But Nicholas is just the first among several initially unrelated, slowly intertwined figures who share pic’s narrative emphasis. Nominal hero is Seamus (Cole), a 30ish man who’s affable enough yet seems a magnet for bad luck. His joyless night-shift job at a warehouse invites constant harassment from a cruel supervisor. His live-in g.f. Kate (Mary Kay Cook) is a babe, yet her thirst for perverse sex games often leaves Seamus feeling overmatched.
Third major strand is ex-schoolteacher Peter (Daniel J. Travanti) and 18-year-old daughter Sonya (Jennifer Morrison). Peter has been hopelessly, alcoholically despondent since his wife of 26 years ran off with a community college art instructor, and spends days at a humiliating door-to-door sales job, and nights drinking to the point of blackout. Sonya sticks around as caregiver, putting her own young-adult life on hold.
These characters paths cross in unpredictable ways. Fascinated by strangers’ emotions — especially their deepest pain — Nicholas befriends first Peter, then Seamus in a dank local bar. Latter’s carnal game playing with Kate goes disastrously awry just when he’s already hit a jobless low. Peter’s enmity toward his marital usurper boils over at a dangerously booze-addled moment.

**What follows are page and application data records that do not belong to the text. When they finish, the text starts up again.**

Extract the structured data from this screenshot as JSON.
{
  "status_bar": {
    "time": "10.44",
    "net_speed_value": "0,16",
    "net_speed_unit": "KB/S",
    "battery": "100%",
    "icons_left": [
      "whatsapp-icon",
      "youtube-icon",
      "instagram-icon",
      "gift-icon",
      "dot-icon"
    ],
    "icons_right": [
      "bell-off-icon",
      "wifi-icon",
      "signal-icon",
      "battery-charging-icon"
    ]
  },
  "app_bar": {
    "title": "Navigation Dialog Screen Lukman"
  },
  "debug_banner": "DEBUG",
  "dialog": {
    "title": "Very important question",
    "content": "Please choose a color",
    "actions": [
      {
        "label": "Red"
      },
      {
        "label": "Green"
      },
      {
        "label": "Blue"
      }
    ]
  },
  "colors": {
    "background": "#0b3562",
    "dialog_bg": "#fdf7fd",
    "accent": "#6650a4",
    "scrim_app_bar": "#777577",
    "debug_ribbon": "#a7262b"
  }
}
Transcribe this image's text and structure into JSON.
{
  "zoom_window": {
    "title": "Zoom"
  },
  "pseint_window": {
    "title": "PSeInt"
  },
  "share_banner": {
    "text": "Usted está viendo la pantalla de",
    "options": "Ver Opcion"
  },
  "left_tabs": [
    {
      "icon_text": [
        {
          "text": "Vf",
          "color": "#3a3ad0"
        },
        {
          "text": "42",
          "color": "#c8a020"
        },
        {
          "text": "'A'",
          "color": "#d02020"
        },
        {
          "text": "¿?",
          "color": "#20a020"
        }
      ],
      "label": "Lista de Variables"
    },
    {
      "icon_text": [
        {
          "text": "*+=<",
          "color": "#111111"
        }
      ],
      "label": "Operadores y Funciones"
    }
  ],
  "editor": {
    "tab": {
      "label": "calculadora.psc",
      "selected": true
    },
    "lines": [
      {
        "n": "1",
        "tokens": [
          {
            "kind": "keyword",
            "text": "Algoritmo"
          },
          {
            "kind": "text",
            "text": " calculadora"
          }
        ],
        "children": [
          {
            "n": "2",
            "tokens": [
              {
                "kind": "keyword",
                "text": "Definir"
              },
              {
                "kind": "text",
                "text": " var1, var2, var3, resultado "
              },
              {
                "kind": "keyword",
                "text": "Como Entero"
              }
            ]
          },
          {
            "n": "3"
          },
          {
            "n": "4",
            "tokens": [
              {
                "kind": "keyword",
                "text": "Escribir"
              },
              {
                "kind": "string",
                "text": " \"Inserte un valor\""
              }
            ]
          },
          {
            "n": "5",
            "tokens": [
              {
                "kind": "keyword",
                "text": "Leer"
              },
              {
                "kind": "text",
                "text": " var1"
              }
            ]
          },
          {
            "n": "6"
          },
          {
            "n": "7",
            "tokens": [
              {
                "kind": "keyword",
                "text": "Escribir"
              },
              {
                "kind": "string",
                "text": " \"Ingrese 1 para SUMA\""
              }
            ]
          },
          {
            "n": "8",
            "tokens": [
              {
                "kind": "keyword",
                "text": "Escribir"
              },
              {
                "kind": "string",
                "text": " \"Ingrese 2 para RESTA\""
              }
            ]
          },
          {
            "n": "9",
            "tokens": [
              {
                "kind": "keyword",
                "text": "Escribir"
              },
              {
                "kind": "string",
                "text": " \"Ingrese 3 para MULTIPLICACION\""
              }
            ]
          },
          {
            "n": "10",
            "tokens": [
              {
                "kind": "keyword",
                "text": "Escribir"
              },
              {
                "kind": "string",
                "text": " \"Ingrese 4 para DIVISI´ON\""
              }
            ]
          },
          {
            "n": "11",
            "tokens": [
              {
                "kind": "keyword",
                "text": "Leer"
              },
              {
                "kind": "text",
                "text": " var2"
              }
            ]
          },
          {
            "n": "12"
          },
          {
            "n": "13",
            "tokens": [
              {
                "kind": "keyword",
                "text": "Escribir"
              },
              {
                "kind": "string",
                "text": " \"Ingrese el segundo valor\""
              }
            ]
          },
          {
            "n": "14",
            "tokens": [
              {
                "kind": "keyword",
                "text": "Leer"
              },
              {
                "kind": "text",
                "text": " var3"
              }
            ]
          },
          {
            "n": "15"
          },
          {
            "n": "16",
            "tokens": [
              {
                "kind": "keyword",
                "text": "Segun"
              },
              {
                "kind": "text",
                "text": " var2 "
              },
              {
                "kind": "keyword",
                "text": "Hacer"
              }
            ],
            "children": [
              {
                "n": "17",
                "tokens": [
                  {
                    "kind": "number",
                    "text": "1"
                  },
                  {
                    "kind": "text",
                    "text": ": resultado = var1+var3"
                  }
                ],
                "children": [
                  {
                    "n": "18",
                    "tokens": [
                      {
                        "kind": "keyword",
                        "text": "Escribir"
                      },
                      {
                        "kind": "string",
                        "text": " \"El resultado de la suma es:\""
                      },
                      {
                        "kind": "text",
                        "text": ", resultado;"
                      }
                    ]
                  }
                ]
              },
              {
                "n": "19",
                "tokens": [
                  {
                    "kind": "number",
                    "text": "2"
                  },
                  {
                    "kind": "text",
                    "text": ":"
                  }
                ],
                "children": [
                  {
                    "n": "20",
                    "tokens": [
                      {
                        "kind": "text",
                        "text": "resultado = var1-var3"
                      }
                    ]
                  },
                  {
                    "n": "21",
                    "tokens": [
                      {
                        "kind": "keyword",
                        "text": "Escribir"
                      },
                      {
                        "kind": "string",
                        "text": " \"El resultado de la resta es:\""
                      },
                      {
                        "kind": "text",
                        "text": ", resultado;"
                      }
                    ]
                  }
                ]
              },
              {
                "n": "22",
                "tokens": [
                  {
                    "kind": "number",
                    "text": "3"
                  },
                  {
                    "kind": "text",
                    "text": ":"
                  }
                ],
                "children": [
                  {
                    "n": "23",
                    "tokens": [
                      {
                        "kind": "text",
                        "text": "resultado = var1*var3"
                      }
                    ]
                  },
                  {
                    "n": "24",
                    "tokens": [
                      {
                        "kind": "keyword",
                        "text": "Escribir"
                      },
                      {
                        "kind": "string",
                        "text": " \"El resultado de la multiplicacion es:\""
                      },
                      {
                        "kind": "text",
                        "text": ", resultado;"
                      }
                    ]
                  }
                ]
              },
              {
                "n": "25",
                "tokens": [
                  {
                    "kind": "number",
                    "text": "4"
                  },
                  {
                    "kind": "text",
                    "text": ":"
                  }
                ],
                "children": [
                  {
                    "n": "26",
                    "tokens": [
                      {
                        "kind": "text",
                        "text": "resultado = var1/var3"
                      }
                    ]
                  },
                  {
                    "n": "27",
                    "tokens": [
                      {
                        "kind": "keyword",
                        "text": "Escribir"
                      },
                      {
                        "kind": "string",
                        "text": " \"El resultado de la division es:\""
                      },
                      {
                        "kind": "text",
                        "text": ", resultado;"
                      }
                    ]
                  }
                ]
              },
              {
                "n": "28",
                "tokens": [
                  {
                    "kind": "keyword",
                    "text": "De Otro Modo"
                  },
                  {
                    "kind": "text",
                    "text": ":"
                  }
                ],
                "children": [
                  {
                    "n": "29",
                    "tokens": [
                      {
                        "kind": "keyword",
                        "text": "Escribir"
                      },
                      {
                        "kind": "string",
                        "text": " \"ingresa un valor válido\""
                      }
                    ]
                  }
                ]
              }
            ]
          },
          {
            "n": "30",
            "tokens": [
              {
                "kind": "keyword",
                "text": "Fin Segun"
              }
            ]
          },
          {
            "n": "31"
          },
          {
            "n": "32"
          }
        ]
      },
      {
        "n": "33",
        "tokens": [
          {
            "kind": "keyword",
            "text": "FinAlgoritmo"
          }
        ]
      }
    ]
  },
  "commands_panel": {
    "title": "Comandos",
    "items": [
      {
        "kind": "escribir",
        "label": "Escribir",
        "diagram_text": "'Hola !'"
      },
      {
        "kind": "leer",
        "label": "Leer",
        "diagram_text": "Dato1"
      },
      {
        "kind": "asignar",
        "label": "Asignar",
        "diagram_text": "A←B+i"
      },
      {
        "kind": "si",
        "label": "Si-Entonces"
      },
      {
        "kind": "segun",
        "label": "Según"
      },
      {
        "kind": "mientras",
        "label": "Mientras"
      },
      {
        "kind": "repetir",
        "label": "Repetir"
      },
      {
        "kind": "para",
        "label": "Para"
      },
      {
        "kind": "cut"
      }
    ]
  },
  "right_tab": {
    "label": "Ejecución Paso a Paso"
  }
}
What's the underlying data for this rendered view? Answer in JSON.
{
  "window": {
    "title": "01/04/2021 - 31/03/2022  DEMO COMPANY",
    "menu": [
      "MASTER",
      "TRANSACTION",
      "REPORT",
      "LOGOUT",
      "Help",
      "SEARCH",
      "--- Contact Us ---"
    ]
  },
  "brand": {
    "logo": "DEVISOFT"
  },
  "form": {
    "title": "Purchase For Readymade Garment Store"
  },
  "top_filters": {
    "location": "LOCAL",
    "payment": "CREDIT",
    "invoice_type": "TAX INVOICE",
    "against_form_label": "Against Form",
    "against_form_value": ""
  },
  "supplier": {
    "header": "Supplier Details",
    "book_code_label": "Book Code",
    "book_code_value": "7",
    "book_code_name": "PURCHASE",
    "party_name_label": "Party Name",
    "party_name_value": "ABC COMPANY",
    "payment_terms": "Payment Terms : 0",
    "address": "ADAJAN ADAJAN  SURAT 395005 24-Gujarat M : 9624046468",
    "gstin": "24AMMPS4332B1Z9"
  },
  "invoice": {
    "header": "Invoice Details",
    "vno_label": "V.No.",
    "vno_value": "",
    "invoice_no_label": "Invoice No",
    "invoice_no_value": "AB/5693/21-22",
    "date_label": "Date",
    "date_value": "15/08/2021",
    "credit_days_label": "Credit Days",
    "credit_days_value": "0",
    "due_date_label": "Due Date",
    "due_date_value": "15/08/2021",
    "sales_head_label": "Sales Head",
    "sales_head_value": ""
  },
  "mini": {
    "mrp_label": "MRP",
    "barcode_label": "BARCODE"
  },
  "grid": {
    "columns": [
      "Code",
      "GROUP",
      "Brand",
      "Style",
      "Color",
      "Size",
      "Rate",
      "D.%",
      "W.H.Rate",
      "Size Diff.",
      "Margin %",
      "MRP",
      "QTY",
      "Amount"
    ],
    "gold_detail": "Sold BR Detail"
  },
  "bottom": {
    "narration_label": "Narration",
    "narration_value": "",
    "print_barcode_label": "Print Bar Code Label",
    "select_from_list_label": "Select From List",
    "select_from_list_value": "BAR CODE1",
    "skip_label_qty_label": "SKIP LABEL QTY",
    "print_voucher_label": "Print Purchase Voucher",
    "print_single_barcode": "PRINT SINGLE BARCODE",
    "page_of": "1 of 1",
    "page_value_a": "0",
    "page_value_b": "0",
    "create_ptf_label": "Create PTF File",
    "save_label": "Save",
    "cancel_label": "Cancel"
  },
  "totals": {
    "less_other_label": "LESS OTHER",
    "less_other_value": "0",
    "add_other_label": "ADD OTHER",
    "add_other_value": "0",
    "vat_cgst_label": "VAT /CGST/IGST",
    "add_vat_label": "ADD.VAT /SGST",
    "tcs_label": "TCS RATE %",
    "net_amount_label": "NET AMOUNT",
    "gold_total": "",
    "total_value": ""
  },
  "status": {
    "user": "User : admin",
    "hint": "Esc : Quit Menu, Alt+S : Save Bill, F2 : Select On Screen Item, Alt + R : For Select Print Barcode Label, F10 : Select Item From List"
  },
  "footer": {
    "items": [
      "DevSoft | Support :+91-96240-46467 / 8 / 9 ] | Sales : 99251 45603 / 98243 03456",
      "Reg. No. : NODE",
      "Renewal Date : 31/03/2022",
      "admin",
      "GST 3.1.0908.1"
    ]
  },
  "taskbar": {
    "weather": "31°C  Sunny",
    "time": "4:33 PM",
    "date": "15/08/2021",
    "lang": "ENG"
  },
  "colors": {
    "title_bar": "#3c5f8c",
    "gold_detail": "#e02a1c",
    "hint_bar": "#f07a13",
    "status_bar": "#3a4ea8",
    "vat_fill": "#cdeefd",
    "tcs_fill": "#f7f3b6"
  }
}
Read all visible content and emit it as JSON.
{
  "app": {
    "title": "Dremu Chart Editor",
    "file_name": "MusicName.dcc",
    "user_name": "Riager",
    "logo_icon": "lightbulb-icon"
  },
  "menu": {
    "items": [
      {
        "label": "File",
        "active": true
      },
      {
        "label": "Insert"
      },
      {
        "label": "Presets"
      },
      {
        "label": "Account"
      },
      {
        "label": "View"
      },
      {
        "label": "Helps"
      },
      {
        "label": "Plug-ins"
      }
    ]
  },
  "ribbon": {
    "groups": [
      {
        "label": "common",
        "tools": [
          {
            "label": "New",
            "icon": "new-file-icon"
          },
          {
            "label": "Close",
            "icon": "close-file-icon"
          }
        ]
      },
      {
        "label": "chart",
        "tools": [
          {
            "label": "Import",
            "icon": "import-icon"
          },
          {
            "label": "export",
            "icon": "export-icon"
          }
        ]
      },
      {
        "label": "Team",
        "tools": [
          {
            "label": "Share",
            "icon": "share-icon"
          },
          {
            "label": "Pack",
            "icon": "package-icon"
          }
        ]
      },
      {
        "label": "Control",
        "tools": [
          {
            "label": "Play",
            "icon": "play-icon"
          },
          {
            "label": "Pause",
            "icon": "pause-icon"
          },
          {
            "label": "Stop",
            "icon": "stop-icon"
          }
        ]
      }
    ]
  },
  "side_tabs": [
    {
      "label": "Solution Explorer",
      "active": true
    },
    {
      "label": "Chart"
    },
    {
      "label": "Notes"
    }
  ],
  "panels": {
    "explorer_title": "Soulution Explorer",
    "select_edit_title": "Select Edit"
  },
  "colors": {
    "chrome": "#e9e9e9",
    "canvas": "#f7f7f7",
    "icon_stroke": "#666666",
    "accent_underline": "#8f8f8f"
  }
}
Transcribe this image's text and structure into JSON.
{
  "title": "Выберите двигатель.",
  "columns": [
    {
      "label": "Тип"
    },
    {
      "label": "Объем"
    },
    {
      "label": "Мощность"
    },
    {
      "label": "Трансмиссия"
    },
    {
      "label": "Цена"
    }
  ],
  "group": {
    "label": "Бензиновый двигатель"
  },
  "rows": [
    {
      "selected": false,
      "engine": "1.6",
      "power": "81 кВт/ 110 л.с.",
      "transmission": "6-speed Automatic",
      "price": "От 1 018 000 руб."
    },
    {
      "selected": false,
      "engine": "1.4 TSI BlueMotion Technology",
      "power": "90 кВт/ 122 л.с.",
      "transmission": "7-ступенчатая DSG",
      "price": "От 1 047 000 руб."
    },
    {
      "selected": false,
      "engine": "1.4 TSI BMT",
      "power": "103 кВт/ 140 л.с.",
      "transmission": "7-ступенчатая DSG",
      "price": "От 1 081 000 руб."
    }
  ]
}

Pic’s pervasive air of imminent violence finally erupts in domino-like fashion during final reel. But even here, Cole’s fascinatingly complex screenplay and bold direction transcend noirish-thriller conventions. Title, drawn from a Robert Frost poem, alludes to the notion of a grand “design” that manipulates individuals’ fates — often to dark or destructive ends — beyond their control. And “Design” really does create a unique, self-contained universe where banal circumstances come to seem pre-ordained, all strings pulled by a grimly amused, merciless force.
Cole’s slowly paced scenes and terse dialogue have an intimacy that’s eerie rather than mannered, and his actors deliver the goods. Best known thesp here, Travanti, is terrific as Peter in a crumbling-Everyman part worthy of Arthur Miller. Cunningham walks a knife’s-edge between misfit sympathy and menace as Nicholas. Cole himself — belying any fear of multi-hyphenate self-indulgence — is understatedly fine as Seamus, whose story arc is most extreme and bewildering.
There’s a striking spareness to the overall package, allowing even split-screen effects, a dryly satirical frame-within-frame “wedding video” (preceding Nicholas’ reception fiasco), and other design tropes to work unerringly well.
Shooting in Super-16mm reversal stock transferred to high-def vid (a 35mm transfer is forthcoming), lenser Pete Biagi favors discomfiting tight close-ups and detached, voyeuristic long shots that abet the hyper-real atmosphere. Editor Neal Gold’s deliberate (but never ponderous) pace renders the final explosion of fragmentary, perhaps part-delusional images all the more startling.
Seldom-recognizable Chicago locations have an anonymous, forlorn quality; Leif Olsen’s score is most notable for its long absences, as pregnant silence and ambient sound are used to unsettling effect.